Too small to be seen is no longer synonymous with too small to be studied. The scientists and engineers of Monterey Bay Aquarium Research Institute (MBARI) have partnered with researchers from the University of Hawaii to develop a new sampling system for long-range autonomous underwater vehicles (LAUVs). The reason? The hope is that this Environmental Sample Processor will help the team better understand microbial processes in the ocean and possibly lead to the development of preventative measures.
For those of you wondering, microorganisms are essential for earth function and play many different roles on both land as well as water. Along with serving as a critical importance to life sustainability on earth, studying the diversity patterns of these microorganisms can be used to predict environmental change.
This new sampling system that both MBARI and the University of Hawaii have been working on will collect as well as preserve ocean water samples, essentially capturing the initial state of the organisms’ proteins and genetic material. The first of the three LAUVs arrived in Hawaii and has been deployed off the coast earlier this month. When each of the three vehicles are equipped with the new system, they will work together to address the challenge of sampling different locations as well as depths.
Here at Hawaii Ocean Project, we are extremely passionate about the ocean. With our unique ocean excursions, we aim to educate both visitors and our island community about Hawaii’s marine life along with the ecosystem that people have been trying to preserve. The launch of this new LAUV and the advancement of research as well as technology, shines some light on the future of our big deep blue.
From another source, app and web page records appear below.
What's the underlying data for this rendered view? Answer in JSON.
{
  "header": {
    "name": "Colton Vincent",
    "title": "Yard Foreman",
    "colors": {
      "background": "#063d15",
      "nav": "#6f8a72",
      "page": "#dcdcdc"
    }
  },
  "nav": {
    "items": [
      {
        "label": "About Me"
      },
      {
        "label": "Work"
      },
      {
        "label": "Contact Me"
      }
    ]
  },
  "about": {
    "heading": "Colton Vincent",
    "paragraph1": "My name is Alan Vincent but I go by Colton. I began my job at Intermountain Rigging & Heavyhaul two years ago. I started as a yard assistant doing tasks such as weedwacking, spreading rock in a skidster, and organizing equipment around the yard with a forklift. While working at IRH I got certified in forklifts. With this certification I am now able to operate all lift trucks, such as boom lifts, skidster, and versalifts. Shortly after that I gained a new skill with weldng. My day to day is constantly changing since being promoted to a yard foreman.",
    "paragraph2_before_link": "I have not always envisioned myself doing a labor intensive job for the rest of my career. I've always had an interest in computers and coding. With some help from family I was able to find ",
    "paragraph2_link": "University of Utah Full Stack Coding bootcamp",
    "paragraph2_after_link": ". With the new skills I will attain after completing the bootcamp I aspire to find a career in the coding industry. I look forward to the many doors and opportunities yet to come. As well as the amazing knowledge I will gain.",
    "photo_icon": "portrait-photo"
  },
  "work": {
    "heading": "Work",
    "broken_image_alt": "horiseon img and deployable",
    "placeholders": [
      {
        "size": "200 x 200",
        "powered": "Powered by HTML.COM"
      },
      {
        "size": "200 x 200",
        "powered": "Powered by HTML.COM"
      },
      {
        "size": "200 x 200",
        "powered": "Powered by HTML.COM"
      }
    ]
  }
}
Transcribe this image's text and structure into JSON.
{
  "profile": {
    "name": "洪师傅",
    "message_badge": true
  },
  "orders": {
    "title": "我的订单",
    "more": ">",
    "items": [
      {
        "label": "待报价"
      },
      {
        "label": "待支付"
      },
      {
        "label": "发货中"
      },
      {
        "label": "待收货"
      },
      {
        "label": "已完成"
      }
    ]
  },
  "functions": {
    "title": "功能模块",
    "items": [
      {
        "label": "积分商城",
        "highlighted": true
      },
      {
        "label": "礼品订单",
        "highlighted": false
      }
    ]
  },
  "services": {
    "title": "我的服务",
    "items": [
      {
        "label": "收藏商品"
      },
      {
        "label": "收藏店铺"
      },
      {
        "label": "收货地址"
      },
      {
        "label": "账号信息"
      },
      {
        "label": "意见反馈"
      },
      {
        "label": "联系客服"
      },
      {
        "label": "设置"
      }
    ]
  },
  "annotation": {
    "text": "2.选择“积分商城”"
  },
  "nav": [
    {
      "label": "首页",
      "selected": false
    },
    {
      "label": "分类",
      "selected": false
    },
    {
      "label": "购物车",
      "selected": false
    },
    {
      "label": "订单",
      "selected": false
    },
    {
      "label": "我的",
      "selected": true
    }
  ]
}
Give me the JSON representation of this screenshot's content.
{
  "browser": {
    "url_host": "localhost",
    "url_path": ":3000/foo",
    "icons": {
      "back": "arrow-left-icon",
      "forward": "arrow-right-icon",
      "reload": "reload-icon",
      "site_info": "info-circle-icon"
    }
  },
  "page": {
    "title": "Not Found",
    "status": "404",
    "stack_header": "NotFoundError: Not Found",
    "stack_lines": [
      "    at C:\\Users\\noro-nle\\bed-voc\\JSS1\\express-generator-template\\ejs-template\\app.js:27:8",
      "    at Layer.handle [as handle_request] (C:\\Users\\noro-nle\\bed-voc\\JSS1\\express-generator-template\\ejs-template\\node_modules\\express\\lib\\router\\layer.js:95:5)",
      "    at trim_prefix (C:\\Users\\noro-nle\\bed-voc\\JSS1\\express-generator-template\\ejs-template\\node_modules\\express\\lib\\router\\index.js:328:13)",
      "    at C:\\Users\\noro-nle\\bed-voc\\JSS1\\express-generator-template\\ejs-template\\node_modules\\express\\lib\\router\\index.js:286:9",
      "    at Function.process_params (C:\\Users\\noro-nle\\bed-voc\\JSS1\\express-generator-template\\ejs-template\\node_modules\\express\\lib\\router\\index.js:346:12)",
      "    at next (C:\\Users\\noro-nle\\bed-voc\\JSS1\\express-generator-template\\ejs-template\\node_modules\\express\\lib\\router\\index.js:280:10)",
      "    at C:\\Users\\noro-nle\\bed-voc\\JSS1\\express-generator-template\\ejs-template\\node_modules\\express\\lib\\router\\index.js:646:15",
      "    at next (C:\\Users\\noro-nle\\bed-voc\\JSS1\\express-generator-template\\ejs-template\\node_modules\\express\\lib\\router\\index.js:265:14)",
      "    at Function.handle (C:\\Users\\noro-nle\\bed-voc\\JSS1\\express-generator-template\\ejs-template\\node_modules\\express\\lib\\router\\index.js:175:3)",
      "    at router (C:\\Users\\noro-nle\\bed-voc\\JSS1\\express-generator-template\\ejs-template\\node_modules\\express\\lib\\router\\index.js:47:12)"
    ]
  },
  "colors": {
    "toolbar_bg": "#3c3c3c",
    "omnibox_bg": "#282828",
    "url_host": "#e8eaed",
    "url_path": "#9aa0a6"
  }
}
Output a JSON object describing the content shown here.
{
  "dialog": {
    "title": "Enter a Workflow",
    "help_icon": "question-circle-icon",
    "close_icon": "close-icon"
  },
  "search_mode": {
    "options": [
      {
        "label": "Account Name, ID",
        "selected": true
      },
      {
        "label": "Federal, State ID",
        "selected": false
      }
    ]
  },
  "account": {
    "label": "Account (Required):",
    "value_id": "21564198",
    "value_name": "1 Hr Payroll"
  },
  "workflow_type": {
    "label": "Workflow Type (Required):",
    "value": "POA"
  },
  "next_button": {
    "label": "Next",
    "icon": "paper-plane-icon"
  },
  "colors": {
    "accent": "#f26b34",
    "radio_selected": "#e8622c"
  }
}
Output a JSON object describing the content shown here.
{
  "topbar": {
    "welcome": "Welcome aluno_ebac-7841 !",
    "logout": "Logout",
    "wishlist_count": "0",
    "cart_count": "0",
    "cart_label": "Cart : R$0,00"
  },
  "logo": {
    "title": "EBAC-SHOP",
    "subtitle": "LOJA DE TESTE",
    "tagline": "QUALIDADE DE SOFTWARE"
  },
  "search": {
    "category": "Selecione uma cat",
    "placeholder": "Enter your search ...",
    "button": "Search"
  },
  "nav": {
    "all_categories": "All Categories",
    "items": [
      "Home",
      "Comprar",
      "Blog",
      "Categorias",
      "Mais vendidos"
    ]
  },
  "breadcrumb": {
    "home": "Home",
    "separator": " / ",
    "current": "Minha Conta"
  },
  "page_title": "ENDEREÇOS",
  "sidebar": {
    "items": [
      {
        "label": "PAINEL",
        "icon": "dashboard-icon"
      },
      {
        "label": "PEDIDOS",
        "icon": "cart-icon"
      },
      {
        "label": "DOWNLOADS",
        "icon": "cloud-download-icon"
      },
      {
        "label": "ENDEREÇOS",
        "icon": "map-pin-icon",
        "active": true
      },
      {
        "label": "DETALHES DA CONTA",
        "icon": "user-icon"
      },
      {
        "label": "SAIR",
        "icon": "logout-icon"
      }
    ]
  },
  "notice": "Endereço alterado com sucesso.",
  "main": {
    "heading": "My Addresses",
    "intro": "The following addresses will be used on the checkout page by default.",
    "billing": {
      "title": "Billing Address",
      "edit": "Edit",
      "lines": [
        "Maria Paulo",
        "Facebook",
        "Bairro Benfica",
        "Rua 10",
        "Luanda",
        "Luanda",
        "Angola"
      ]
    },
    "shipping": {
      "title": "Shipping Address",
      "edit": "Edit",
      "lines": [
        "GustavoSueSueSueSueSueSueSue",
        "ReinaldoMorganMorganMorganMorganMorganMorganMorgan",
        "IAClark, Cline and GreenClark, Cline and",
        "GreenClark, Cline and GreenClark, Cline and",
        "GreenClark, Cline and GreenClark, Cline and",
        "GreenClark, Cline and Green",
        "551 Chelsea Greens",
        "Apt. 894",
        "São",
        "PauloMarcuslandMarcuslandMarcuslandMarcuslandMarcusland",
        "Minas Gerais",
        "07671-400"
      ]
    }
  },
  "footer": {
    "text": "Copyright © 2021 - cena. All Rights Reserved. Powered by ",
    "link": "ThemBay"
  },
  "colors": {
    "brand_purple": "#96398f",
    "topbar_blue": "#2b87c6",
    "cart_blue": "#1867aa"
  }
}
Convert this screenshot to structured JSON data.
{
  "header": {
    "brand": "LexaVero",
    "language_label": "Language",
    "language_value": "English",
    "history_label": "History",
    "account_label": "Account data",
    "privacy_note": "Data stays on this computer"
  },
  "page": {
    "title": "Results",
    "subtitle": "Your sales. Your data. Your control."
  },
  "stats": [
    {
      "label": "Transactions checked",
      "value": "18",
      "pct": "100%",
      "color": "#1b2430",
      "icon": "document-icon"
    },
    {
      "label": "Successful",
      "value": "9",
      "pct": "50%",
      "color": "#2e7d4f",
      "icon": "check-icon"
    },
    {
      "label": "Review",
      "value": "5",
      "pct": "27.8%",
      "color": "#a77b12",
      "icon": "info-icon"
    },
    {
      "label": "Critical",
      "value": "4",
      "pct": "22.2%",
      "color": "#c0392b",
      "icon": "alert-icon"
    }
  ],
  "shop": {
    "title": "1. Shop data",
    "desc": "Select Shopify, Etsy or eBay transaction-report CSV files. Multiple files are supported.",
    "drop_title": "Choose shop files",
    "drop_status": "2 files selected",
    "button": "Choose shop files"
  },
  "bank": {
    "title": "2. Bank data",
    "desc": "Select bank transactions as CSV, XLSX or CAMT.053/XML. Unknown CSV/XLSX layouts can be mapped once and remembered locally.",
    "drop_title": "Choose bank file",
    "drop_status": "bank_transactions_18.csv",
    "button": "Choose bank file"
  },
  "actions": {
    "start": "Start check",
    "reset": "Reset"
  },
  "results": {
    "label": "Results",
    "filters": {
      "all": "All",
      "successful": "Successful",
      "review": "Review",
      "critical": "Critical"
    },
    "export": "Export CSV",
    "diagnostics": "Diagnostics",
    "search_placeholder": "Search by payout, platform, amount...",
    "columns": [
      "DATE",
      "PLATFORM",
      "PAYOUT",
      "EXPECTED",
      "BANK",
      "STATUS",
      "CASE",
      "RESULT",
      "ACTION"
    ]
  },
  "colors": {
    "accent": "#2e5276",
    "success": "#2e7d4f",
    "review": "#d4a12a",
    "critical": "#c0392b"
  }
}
In a continued effort to support legitimate marine research, gift shop proceeds will be donated to our Research Direct program that supports researchers here in Hawaii. Looking to experience the beauty of Hawaii above and below the surface? Reserve an ocean tour today; we are sure it will make a lasting impression!